Sleek, streamlined wind turbines have become the icons of the green movement, but for all the growth in wind power — it accounted for 42% of all new electricity generation added to the U.S. grid last year — wind still makes up less than 3% of America’s total electricity generation [Time]. Its marginal role has led many to wonder whether the technology is worth investing in, and whether wind power is capable of supplying enough electricity to meet our needs. To answer those questions, researchers analyzed wind patterns around the world and found that wind power could theoretically supply the entire world with energy, and then some.

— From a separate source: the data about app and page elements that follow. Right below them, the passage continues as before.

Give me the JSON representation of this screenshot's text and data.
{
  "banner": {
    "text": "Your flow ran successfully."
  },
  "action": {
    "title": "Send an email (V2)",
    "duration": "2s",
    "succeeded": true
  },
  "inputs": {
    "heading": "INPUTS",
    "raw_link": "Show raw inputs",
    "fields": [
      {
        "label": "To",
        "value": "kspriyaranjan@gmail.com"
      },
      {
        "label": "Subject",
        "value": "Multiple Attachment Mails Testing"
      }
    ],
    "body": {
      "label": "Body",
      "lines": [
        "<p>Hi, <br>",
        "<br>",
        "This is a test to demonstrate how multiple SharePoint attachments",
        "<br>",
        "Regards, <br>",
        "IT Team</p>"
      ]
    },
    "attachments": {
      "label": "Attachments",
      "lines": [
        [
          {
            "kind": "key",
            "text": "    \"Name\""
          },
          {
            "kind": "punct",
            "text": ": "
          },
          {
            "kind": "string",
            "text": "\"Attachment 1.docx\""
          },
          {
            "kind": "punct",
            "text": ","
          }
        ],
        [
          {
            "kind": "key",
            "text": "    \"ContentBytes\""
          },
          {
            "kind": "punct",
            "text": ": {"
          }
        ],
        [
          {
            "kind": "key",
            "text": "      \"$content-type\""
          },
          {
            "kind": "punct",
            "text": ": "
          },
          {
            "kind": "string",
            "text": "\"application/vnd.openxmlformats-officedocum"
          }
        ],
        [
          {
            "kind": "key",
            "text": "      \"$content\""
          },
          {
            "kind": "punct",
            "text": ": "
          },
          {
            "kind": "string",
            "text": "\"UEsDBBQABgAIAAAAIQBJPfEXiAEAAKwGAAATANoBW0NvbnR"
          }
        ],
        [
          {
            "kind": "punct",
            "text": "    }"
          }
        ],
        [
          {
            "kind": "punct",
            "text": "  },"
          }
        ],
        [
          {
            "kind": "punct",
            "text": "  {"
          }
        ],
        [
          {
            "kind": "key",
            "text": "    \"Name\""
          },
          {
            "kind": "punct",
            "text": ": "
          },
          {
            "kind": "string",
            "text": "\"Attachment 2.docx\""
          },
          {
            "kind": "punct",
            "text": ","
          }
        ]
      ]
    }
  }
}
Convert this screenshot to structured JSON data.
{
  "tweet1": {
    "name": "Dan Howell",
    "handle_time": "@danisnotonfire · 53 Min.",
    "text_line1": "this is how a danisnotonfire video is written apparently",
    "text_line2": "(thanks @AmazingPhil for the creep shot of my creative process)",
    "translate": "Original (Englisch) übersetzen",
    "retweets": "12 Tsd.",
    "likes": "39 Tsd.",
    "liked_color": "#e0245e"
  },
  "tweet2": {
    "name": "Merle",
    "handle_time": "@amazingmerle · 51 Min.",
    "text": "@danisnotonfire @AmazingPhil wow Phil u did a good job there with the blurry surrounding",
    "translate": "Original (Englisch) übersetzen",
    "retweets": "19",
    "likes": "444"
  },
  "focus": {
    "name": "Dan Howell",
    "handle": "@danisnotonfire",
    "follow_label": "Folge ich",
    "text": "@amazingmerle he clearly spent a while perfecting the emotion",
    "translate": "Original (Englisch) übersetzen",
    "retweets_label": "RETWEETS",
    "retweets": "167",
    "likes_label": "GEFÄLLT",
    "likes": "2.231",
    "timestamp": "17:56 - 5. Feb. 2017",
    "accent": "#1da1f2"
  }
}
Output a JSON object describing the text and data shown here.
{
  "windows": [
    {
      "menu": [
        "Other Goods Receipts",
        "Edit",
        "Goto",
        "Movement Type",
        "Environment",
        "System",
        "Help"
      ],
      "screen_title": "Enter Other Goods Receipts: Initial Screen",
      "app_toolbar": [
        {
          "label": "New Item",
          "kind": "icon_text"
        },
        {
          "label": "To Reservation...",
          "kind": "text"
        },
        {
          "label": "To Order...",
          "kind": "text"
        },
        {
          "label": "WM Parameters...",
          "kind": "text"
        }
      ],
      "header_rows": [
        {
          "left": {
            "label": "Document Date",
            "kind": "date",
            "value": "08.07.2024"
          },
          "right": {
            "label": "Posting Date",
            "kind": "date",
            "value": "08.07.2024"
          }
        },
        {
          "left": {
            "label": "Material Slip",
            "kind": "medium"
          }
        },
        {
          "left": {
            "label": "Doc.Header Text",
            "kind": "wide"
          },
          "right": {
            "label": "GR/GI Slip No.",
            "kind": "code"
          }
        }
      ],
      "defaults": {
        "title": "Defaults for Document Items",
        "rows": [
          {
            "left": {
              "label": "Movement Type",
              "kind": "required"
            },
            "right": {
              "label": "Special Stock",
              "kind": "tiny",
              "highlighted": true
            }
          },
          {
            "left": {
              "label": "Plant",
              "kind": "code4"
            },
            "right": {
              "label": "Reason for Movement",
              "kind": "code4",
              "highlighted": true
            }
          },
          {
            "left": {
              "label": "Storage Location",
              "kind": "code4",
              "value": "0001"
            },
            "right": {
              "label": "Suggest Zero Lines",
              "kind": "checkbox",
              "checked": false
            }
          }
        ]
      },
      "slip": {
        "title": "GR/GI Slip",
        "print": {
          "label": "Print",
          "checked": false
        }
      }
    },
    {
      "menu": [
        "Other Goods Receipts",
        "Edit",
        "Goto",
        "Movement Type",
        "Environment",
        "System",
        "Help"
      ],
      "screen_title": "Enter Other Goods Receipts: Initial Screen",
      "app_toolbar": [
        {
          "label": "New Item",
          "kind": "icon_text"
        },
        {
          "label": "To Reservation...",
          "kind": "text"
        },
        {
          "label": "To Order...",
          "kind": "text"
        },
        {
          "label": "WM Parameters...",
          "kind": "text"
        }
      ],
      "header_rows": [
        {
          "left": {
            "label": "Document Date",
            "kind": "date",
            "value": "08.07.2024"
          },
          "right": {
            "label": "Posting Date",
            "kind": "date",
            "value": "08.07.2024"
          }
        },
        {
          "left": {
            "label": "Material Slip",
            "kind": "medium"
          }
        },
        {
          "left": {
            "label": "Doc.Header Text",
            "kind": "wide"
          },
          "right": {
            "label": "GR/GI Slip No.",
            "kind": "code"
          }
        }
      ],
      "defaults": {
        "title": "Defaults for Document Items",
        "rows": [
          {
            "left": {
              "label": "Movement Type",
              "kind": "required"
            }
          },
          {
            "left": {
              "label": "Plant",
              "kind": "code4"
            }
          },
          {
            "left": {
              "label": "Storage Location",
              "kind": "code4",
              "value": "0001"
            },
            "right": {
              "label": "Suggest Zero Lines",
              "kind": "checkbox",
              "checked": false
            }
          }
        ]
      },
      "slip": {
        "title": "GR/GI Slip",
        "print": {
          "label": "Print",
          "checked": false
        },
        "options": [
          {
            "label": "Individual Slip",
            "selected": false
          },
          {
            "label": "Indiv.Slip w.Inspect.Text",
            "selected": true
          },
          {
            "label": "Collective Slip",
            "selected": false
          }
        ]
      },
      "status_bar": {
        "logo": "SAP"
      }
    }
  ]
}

The study, published in the Proceedings of the National Academy of Sciences, isn’t being presented as a realistic plan to achieve a renewable energy nirvana; it’s simply an attempt to provide a sense of what’s possible [Ars Technica]. But the researchers’ reckoning of what’s possible is quite impressive: maxing out deployment of current-generation technology could produce five times the total energy used in the world today, and 40 times the electricity [Ars Technica].
The U.S. Interior Department announced new rules today that will allow the first offshore wind turbines to go up along the Atlantic Coast, including the site near Cape Cod that the Kennedy family famously opposed. In an Earth Day speech from Iowa, President Obama announced the new rules, which will set long-awaited guidelines for offshore leases, easements and royalty payments that the Bush administration worked on for years but did not complete [Los Angeles Times]. His administration will soon be able to begin leasing tracts off U.S. shores for electricity generation projects using wind and ocean currents [Bloomberg].
The Interior Department recently estimated that offshore wind turbines could someday supply more than enough electricity to meet the nation’s current demand [Los Angeles Times], an encouraging finding for Obama, who has been delaying the Bush-planned expansion of offshore oil drilling since entering office. The new plan is attractive because offshore winds are stronger and more reliable, and because the turbines would be closer geographically to large population centers—a key advantage since transporting wind-produced energy is still an obstacle to its large-scale development.
A microbial culture could be turned into a living energy storage system, researchers say, which could cheaply stockpile power from inconsistent solar and wind installations. Proponents of these alternative energy sources are investigating many different ways to store power for the inevitable moments when the sun isn’t shining or the wind isn’t blowing. The intriguing new idea involves “feeding” surplus power to the microorganisms instead, which combine it with carbon dioxide to create methane. That could then be stored and burned when needed. The method is sustainable too, as the carbon is taken from the atmosphere, not released from long-term storage in oil or coal [New Scientist].
The researchers have determined that a single-celled microorganism, a type of archaea, uses electricity to convert carbon dioxide and water into methane. Sustainable energy expert Tom Curtis comments that the use of microorganisms, rather than conventional catalysts, is a plus. “There are no noble metals involved, so it should be very cheap,” he says. Of the energy put into the system as electricity, 80% was eventually recovered when the methane was burned – a fairly high efficiency. “You don’t get all the energy back, but that’s a problem with any form of energy storage,” says Curtis [New Scientist].